John Jantsch is a marketing consultant, speaker and author of Duct Tape Marketing, Duct Tape Selling, The Commitment Engine and The Referral Engine and the founder of the Duct Tape Marketing Consultant Network.
  • Another gotcha is “saying no for the prospect” “Oh no, they’d never be interested in my service or product!” or, “they can’t afford that!”

  • John, great post. I’d like to link to you in a future post, if I may.

    And to relate to my dealings with clients – it’s amazing how many business owners think that they have to ‘reinvent the wheel’ in their marketing plans, when really all it takes is a slight change to really set them apart.

    Something as simple as a restaurant offering free desserts to their customers can go a long way.

  • Great thought provoking post John. Thanks. I have emailed the article to several clients to seek their feedback on my ‘uniqueness’

  • This certainly hits home – as I’m sure most everyone that could apply it to their own business.

    I sell ad space for the Child Day Care Directory (http://www.childdaycaredirectory.com), a free high-quality publication that helps (you guessed it) parents find day care. There’s nothing else out there like it in Omaha, and the “parent” consumer market that will be using it is very specific.

    Thanks for reiterating how I feel about our product!

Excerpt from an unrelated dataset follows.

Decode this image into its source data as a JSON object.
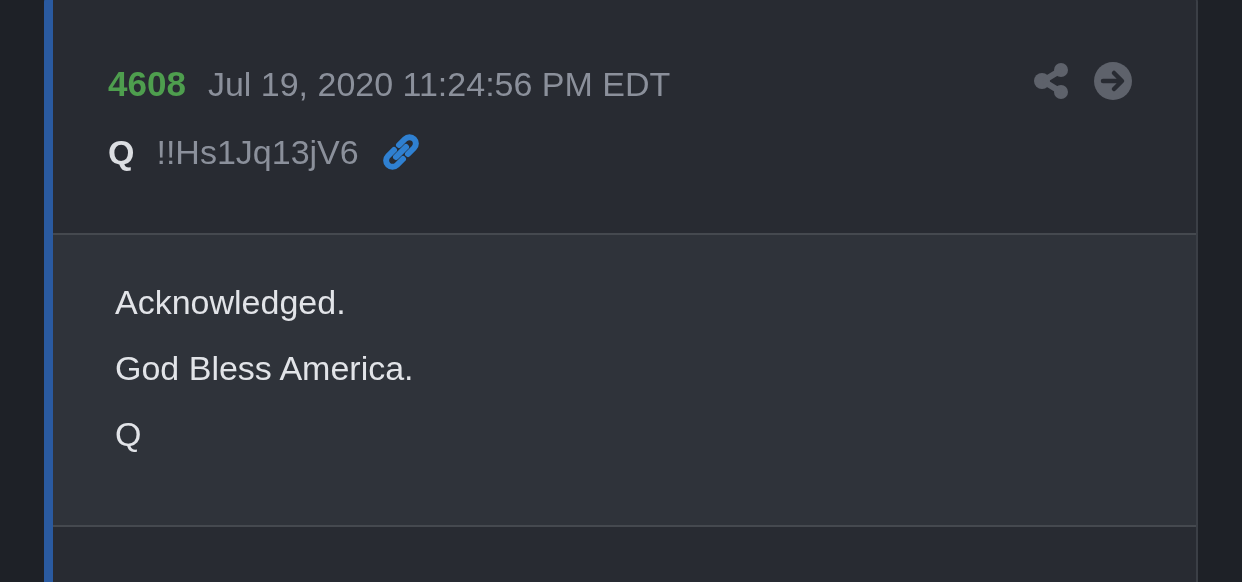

  • The simpler your defining marketing element the better. It can be a one-word adjective, like, “Budget Rent-a-car”.